We’ve also grown closer through my career change from law to psychology. Over 30 years ago, he made the switch from teaching to financial planning, so I knew he could give me the inside scoop.
And as I’ve talked with him about someday having my own business, we’ve connected on that front too.
It’s taken a lot of work on both of our parts and still requires work. Sometimes I have to make the conscious decision to call my dad instead of my mom when I have news. And it’s not always easy to share my feelings with my dad. Our relationship, in some ways, still feels tentative, like when I’m hurt by something he says or does. Sometimes I don’t know how to address it with him.
Forever is a long time.
Years ago, I told my parents that I was afraid that I would be blinded by lust and infatuation and ignore signs that a guy wouldn’t be a good life partner. This fear originated in a couple of different things, but one was a comment from my mom when I was a teenager.
“Forever is a long time,” she said.
For the most part, this comment was helpful because marriage is a huge decision, arguably the most important decision of a person’s life. It shouldn’t be based on feelings alone, but also careful thought and consideration about what’s most important to a person and finding someone who shares those values.
On the flip side, her comments has had a downside too. It’s made me more critical than I’d like to be. I find myself looking for flaws to prevent me from being with someone who isn’t a great fit because forever is a long time to deal with that.
But this has gotten me into trouble because I know that no one is perfect and everyone has flaws (including myself!).
To avoid making a bad decision, I told my parents that I wanted their approval about my boyfriends. I’ve realized, though, that this is unnecessary because they raised me not to rush into marriage or put pressure on me to have kids.
They encouraged me to get an education, pursue a career, and figure out what I want out of life. They didn’t say to wait to get married or to get married young. They just told me to do me (in other words) and the “right” relationship would happen naturally.
The intersection of marriage and family.

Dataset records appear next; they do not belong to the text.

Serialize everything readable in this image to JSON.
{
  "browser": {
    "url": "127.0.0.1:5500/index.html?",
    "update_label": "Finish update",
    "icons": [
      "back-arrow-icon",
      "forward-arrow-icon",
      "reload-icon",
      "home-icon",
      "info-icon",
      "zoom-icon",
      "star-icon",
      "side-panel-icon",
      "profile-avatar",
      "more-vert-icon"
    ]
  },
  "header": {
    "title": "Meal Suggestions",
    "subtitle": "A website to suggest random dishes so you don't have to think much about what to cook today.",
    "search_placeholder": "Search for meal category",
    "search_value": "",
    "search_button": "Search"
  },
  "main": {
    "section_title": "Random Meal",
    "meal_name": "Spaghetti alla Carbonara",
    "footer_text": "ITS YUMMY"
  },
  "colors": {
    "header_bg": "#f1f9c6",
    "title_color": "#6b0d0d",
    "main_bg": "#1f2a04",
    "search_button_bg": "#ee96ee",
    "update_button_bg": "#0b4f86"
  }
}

Connection with others is what brings life meaning. My parents have been the two most influential people in my life, and I know what a blessing it is that I have them – because not everyone has parents who support, encourage, and love them.
Bringing Logan into the fold had the potential to change that. I’ve seen it happen where a guy comes between a girl and her family, and I never wanted that to happen to me.

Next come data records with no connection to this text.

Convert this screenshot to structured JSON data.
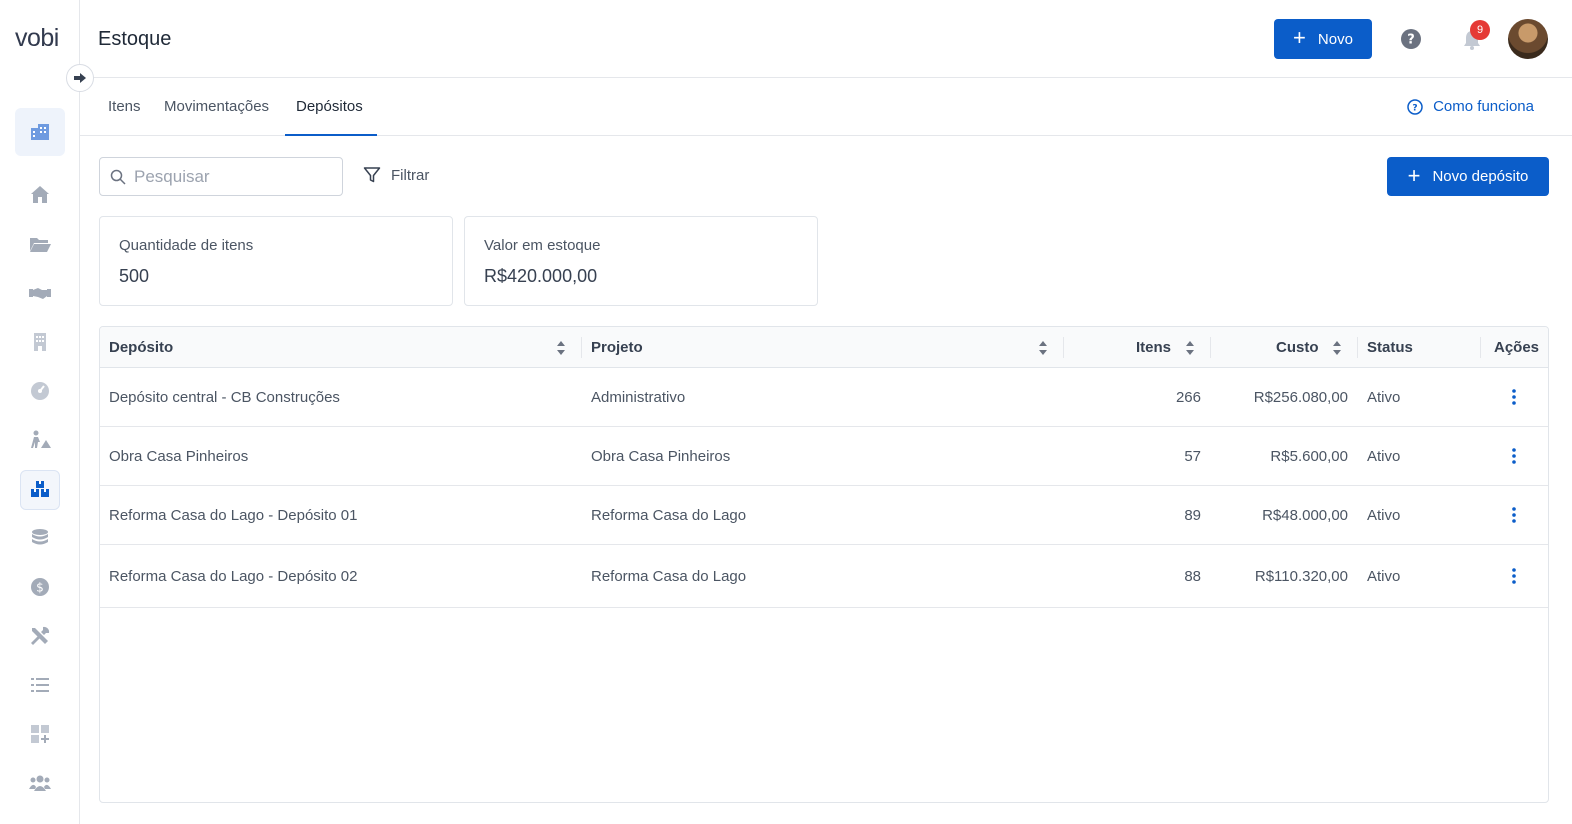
{
  "app": {
    "logo": "vobi",
    "page_title": "Estoque"
  },
  "header": {
    "new_button": "Novo",
    "notification_count": "9"
  },
  "tabs": [
    {
      "label": "Itens"
    },
    {
      "label": "Movimentações"
    },
    {
      "label": "Depósitos"
    }
  ],
  "active_tab": "Depósitos",
  "help_link": "Como funciona",
  "toolbar": {
    "search_placeholder": "Pesquisar",
    "filter_label": "Filtrar",
    "new_deposit_button": "Novo depósito"
  },
  "summary": {
    "items_label": "Quantidade de itens",
    "items_value": "500",
    "stock_label": "Valor em estoque",
    "stock_value": "R$420.000,00"
  },
  "table": {
    "columns": [
      "Depósito",
      "Projeto",
      "Itens",
      "Custo",
      "Status",
      "Ações"
    ],
    "rows": [
      {
        "deposito": "Depósito central - CB Construções",
        "projeto": "Administrativo",
        "itens": "266",
        "custo": "R$256.080,00",
        "status": "Ativo"
      },
      {
        "deposito": "Obra Casa Pinheiros",
        "projeto": "Obra Casa Pinheiros",
        "itens": "57",
        "custo": "R$5.600,00",
        "status": "Ativo"
      },
      {
        "deposito": "Reforma Casa do Lago - Depósito 01",
        "projeto": "Reforma Casa do Lago",
        "itens": "89",
        "custo": "R$48.000,00",
        "status": "Ativo"
      },
      {
        "deposito": "Reforma Casa do Lago - Depósito 02",
        "projeto": "Reforma Casa do Lago",
        "itens": "88",
        "custo": "R$110.320,00",
        "status": "Ativo"
      }
    ]
  },
  "colors": {
    "primary": "#0b5dc9",
    "badge": "#e53935",
    "icon_gray": "#a3abb8"
  },
  "sidebar_icons": [
    "buildings-icon",
    "home-icon",
    "folder-open-icon",
    "handshake-icon",
    "office-building-icon",
    "gauge-icon",
    "worker-icon",
    "boxes-icon",
    "coins-icon",
    "dollar-circle-icon",
    "tools-icon",
    "list-icon",
    "apps-add-icon",
    "users-icon"
  ]
}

I don’t know where I would be without my parents, but I know that I would have a huge void in my life. So when it comes to who I date, if he doesn’t get along with my parents, and if he doesn’t want to hang with my dad, it’s not going to work.
From the start, Logan talked about wanting a relationship with my dad, and his actions have shown that. He’s initiated calls and texts with my dad, and it was his idea to join my dad’s church on their trip to Tecate.
I get that there are plenty of families where the son-in-law doesn’t get along great with his in-laws, and I’m not saying that the marriage is doomed or shouldn’t have happened. Family relationships can be complicated, and everyone’s dynamics are different.
But for me it’s important.
I see my parents often and talk on the phone with them even more. They’re an essential part of my life, and I don’t want that to change because of a guy.
I’ve seen firsthand that this isn’t a concern with Logan. He makes an effort to spend time with my dad and get to know him better. I’m both impressed and comforted by how close they are becoming, and I look forward to seeing how their relationship develops in the future.